* **Problem statement**
From the records below, pull each line that has "title".

* **Data provided**
════════════════════

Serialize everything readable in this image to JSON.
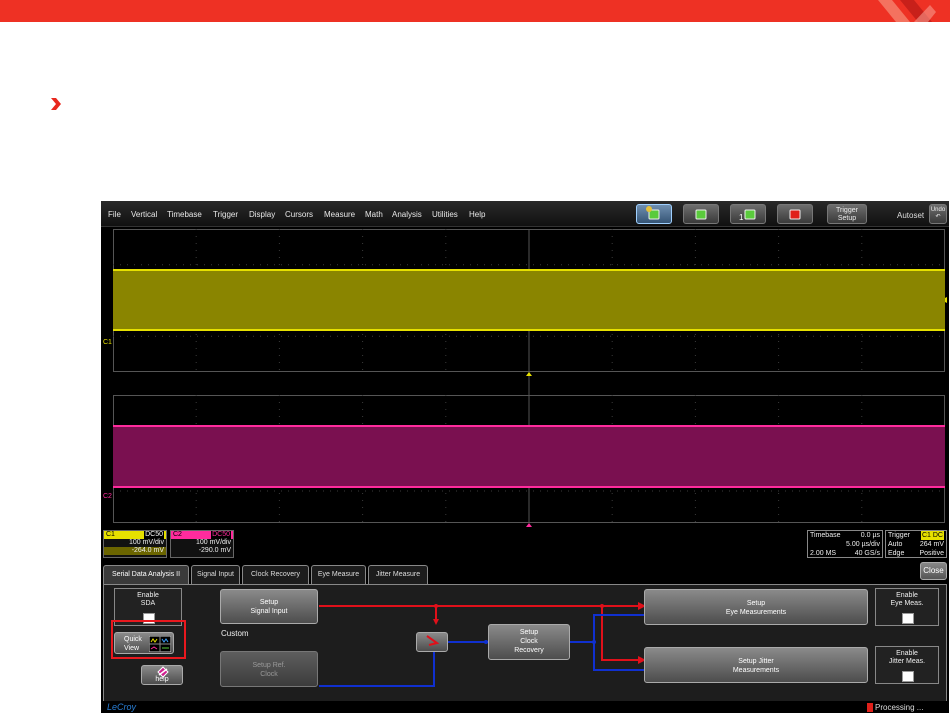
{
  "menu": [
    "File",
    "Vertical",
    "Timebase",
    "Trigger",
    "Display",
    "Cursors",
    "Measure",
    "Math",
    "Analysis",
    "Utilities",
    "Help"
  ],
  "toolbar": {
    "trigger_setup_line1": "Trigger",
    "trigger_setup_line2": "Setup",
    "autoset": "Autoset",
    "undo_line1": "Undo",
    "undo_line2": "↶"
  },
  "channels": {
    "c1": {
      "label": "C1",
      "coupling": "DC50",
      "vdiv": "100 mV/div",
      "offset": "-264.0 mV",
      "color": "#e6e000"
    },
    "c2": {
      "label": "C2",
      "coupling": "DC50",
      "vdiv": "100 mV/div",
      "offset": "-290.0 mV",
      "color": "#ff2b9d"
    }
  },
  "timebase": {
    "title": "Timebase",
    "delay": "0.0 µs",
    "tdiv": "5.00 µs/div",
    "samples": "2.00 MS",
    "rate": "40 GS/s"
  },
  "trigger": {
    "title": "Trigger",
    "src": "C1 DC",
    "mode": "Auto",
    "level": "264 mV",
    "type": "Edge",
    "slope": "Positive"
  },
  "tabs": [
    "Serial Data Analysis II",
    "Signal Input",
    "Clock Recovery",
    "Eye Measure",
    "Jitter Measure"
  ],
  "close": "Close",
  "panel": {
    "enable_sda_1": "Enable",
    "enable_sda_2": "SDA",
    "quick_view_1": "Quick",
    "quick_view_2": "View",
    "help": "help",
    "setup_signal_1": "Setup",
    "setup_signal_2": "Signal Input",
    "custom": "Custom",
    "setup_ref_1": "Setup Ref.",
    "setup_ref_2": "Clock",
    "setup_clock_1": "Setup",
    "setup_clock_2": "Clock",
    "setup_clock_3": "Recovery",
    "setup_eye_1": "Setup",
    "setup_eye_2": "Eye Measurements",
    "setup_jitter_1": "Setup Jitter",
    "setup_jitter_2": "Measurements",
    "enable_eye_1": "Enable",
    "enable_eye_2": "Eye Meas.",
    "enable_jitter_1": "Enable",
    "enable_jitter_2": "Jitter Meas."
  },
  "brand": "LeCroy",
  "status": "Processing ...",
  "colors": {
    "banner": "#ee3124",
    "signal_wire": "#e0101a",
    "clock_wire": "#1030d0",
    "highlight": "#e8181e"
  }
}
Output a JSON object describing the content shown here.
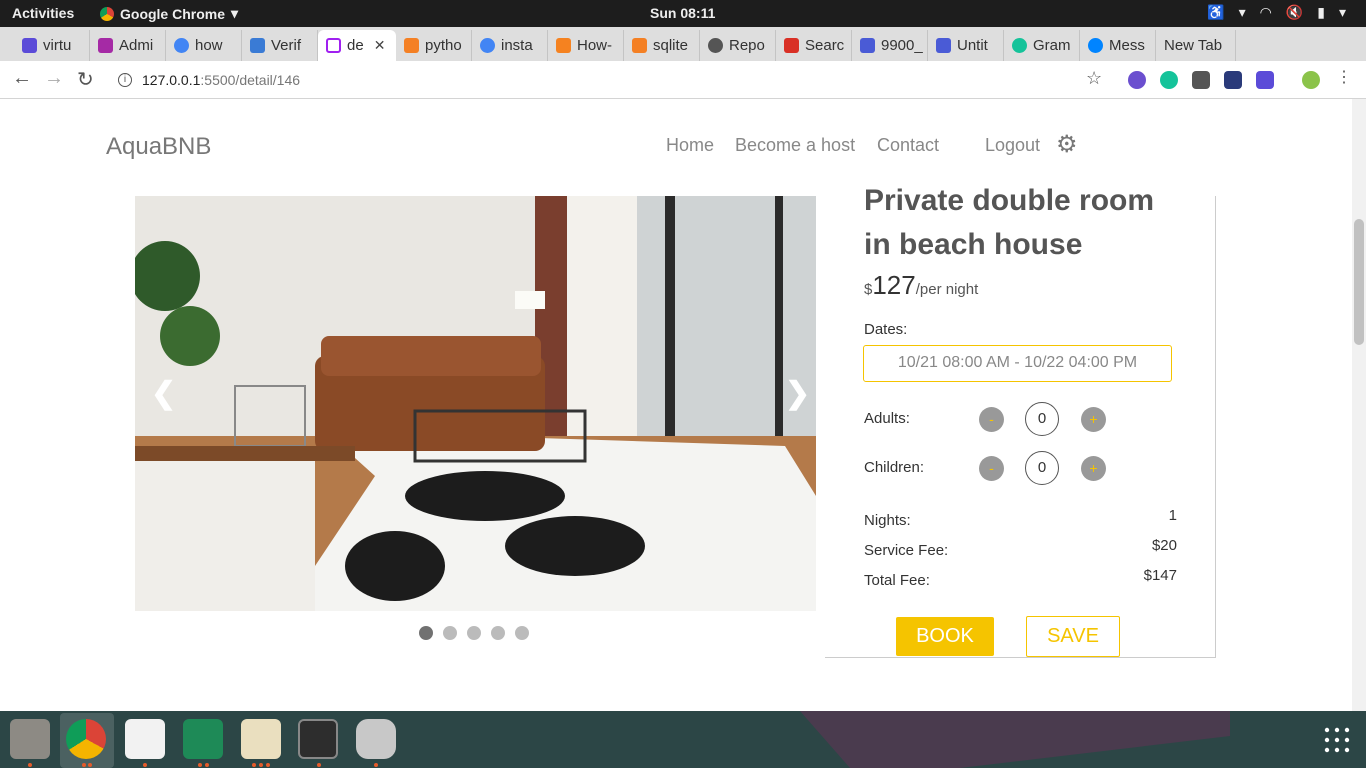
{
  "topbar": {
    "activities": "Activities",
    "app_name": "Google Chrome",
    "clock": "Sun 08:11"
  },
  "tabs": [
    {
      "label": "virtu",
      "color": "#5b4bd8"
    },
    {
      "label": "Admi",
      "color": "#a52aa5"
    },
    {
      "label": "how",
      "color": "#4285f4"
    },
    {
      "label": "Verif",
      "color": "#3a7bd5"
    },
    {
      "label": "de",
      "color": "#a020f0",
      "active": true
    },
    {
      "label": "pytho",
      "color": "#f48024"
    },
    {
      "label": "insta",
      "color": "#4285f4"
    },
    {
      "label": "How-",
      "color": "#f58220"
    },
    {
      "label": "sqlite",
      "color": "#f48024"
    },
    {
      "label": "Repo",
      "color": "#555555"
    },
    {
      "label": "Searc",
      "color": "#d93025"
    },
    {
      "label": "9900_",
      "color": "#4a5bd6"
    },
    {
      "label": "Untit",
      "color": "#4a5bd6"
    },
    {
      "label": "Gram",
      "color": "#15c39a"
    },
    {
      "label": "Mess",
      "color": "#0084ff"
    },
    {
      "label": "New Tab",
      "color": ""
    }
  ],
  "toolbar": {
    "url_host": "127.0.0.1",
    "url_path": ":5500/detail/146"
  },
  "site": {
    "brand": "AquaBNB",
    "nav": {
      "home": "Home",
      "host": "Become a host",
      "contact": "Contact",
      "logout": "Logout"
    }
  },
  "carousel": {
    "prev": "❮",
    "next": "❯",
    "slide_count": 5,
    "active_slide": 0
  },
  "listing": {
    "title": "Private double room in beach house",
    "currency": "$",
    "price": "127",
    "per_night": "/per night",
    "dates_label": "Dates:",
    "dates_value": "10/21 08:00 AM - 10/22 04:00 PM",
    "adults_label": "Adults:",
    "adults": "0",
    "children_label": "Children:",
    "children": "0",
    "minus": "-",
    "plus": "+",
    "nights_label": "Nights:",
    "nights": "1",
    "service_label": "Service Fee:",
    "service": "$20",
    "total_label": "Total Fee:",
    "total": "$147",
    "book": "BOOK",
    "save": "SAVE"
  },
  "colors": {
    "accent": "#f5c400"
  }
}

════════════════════

* **Result below**
    "title": "Timebase",
    "title": "Trigger",
    "title": "Private double room in beach house",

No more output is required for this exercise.